▸ Required work
Every line that includes the word "minutes" needs to be copied from the listing.

▸ Supplied information
----

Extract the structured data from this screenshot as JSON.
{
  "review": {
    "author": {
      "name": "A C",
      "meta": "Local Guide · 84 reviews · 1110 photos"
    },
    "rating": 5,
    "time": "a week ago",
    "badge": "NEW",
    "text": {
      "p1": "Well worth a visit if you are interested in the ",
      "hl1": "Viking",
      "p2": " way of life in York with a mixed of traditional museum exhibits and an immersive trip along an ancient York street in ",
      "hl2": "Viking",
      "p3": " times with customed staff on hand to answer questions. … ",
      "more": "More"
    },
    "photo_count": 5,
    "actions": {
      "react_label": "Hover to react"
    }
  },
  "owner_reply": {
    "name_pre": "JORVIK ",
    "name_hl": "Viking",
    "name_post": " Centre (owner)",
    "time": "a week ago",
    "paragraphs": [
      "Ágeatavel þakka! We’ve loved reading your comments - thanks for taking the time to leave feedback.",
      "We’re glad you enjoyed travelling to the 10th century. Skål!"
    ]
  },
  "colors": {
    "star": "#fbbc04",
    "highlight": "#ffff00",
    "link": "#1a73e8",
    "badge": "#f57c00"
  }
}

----

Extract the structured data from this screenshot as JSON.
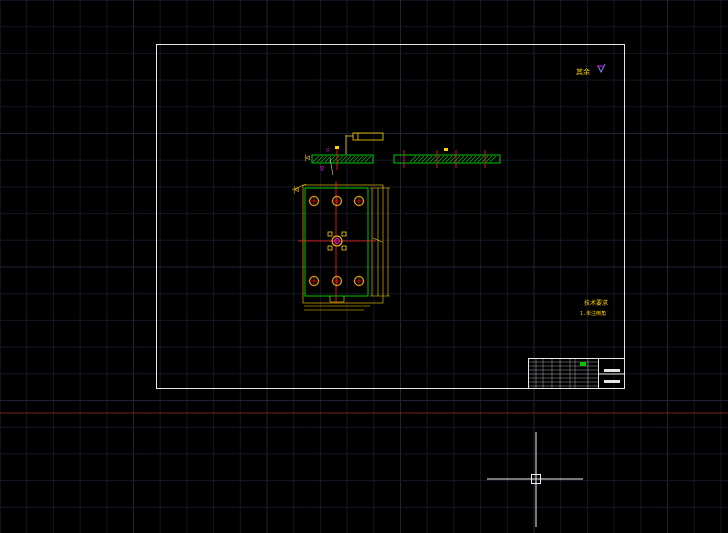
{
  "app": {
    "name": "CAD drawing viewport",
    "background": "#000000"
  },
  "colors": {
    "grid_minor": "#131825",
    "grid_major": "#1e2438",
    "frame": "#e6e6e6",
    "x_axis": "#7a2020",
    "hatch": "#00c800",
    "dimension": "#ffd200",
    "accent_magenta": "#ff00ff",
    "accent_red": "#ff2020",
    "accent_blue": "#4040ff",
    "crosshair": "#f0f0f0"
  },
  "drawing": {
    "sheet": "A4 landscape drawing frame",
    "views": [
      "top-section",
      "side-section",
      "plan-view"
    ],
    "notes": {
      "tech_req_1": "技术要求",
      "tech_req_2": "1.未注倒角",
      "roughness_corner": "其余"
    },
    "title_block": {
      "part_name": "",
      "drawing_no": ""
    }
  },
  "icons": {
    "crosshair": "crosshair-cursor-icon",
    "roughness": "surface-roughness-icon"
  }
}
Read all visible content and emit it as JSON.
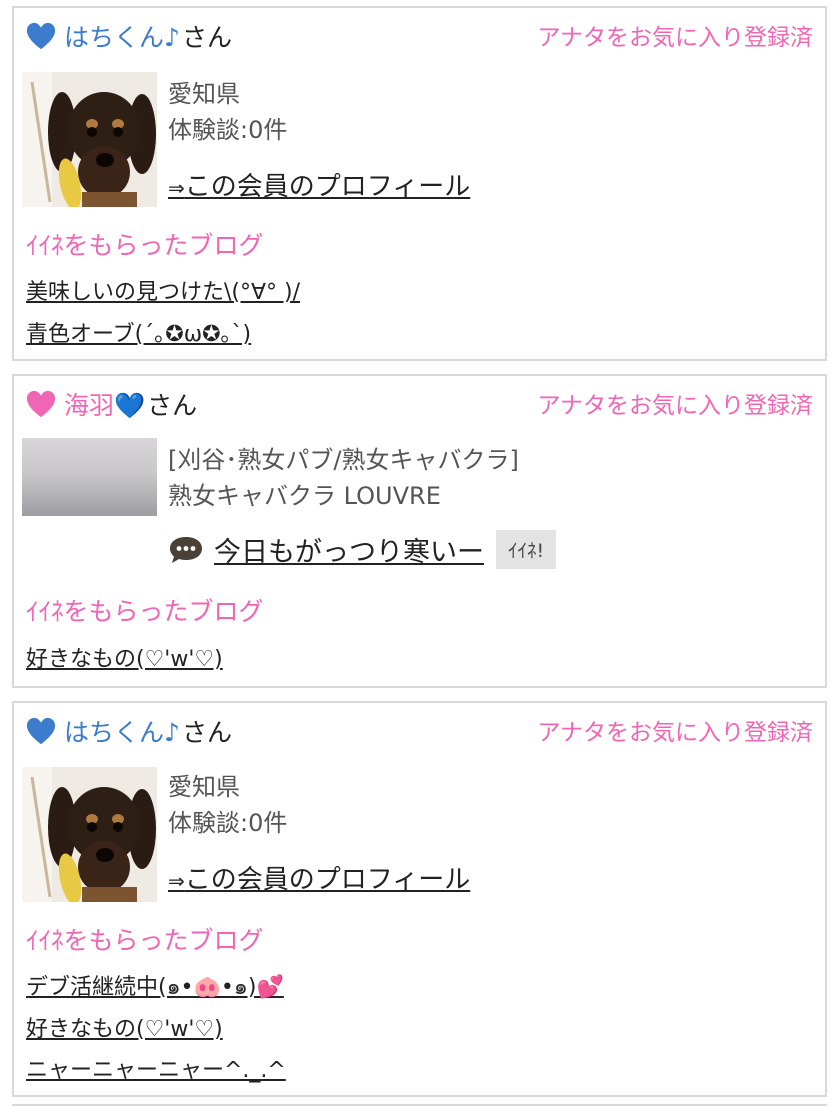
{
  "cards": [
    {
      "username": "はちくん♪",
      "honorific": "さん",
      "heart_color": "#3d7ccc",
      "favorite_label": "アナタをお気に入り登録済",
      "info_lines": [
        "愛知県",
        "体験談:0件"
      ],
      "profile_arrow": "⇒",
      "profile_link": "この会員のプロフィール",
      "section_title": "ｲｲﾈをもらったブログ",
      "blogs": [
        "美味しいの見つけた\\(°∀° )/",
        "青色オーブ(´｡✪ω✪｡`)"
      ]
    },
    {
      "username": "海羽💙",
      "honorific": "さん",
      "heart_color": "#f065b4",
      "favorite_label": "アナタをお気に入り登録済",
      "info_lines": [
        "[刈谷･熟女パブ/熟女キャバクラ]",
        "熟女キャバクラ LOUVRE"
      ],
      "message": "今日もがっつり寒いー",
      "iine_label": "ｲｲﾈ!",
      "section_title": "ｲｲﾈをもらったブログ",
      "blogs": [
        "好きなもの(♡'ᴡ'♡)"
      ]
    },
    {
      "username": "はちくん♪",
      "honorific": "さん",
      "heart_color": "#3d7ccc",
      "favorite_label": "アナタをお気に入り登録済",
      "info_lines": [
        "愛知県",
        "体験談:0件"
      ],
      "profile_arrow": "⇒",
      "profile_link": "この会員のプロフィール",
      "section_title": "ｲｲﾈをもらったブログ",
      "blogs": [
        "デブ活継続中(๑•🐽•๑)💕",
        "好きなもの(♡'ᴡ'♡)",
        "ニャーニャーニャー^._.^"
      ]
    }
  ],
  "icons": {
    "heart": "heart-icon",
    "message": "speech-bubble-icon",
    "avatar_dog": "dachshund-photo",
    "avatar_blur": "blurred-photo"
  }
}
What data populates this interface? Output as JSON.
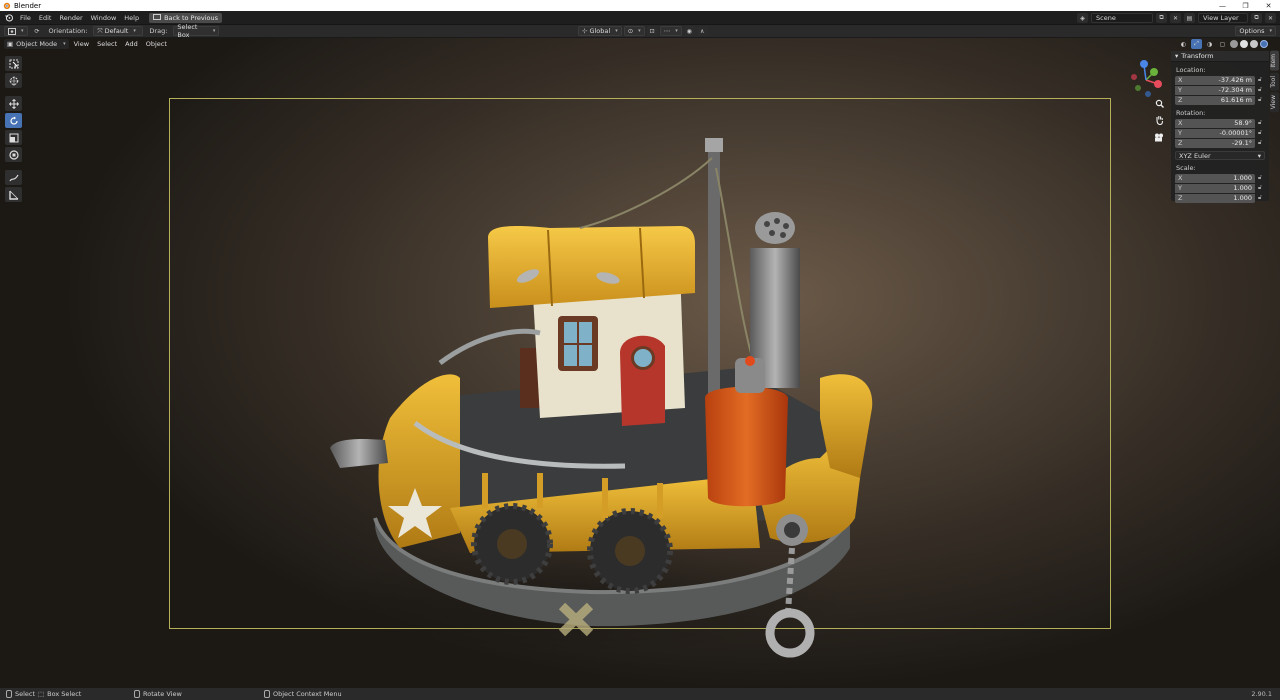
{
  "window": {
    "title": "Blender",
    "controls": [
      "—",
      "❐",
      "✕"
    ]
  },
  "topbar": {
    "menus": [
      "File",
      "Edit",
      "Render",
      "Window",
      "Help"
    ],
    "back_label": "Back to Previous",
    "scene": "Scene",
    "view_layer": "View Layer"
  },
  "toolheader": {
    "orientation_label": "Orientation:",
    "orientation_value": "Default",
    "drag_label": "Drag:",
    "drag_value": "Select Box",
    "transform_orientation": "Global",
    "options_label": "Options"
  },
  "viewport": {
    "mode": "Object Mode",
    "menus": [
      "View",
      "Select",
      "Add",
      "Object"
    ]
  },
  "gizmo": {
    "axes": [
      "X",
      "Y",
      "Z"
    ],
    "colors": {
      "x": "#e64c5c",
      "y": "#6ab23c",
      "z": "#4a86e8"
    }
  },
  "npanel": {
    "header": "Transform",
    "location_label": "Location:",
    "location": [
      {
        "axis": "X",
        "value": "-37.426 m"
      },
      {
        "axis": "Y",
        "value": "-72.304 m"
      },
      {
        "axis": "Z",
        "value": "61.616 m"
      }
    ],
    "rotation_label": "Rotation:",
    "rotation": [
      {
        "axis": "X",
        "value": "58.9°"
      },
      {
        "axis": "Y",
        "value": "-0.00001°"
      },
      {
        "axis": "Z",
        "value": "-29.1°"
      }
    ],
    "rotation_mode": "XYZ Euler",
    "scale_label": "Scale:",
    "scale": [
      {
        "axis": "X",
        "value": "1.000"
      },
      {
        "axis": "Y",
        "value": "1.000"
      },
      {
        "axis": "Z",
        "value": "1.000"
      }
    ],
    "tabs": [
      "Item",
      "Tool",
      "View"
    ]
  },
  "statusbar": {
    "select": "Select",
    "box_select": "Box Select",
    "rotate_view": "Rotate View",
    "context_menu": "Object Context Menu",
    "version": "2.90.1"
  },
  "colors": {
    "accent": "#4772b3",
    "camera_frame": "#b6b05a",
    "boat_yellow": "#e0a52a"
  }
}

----

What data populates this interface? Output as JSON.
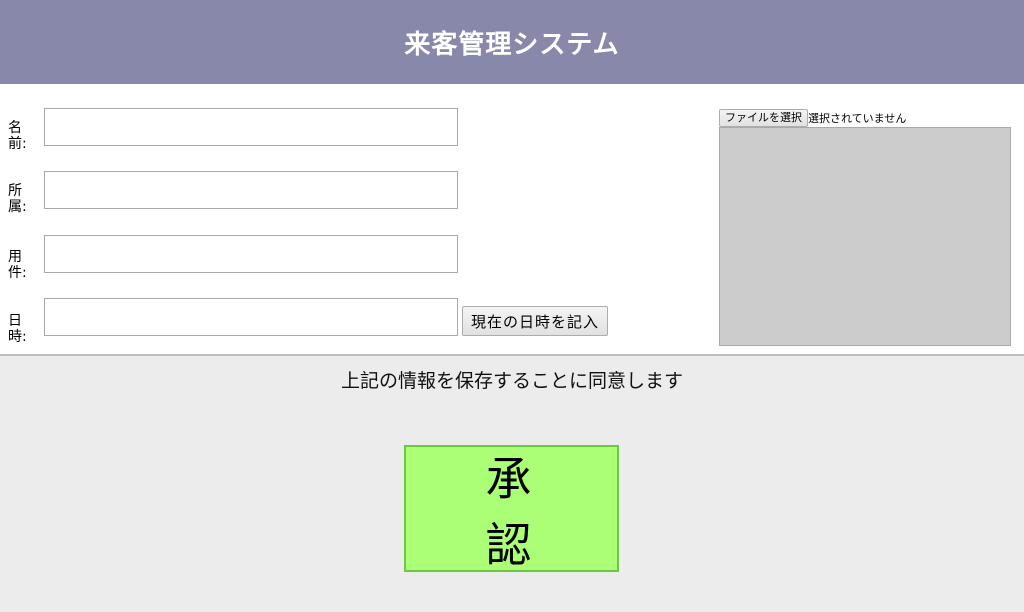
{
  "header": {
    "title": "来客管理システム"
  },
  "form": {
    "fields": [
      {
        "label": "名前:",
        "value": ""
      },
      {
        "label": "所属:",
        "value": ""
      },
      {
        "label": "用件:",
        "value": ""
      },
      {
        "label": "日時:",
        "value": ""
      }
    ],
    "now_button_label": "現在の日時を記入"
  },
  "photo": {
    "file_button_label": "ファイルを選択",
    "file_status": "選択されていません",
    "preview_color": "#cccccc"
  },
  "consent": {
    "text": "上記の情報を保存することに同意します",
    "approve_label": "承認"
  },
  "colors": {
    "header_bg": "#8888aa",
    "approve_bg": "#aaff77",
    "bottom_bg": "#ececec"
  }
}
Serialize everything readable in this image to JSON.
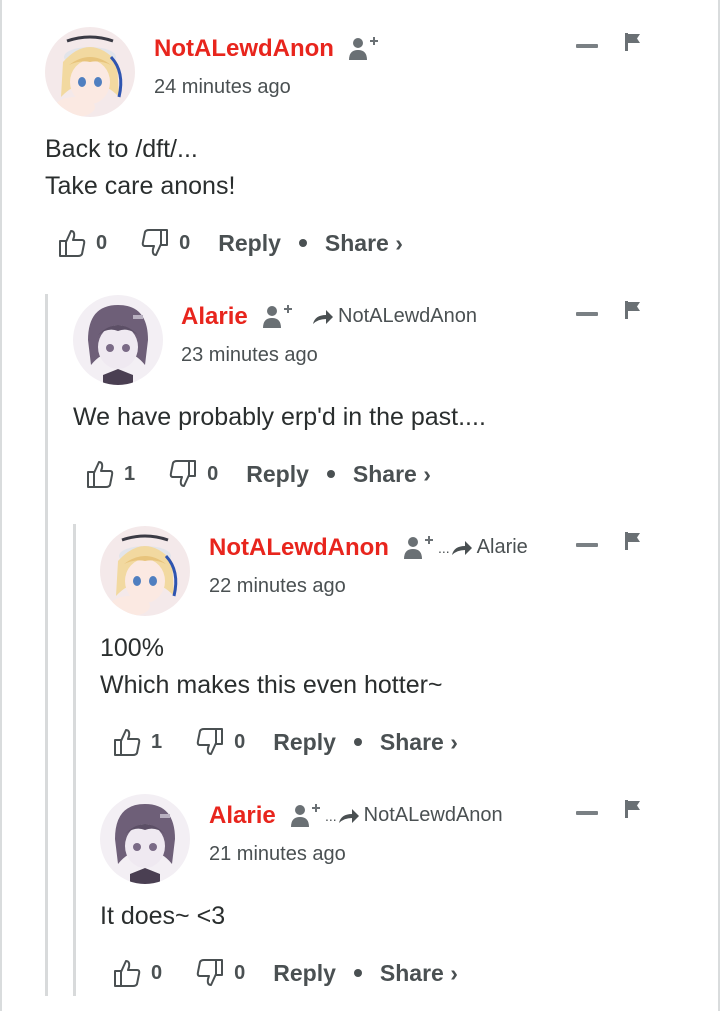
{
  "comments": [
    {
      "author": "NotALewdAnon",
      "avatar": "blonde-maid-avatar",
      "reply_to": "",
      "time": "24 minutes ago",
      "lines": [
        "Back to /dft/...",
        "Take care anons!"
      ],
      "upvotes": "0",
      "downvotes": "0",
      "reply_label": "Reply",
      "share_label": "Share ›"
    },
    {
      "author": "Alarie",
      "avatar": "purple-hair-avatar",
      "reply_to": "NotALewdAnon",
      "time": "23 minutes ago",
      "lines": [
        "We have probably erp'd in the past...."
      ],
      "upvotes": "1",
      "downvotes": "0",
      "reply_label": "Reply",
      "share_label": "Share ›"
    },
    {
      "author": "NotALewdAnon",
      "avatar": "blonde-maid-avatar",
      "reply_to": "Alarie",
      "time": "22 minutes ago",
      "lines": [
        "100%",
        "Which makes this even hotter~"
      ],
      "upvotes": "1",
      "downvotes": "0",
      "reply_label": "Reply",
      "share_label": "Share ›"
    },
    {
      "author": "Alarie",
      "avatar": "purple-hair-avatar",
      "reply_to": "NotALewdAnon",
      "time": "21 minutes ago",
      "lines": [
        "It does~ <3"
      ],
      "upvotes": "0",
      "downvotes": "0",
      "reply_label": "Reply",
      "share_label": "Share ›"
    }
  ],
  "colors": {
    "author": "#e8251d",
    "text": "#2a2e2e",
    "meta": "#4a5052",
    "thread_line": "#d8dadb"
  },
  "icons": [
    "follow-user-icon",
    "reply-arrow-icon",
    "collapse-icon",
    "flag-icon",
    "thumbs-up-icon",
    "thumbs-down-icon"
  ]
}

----

▸ Answer to this task
      "time": "24 minutes ago",
      "time": "23 minutes ago",
      "time": "22 minutes ago",
      "time": "21 minutes ago",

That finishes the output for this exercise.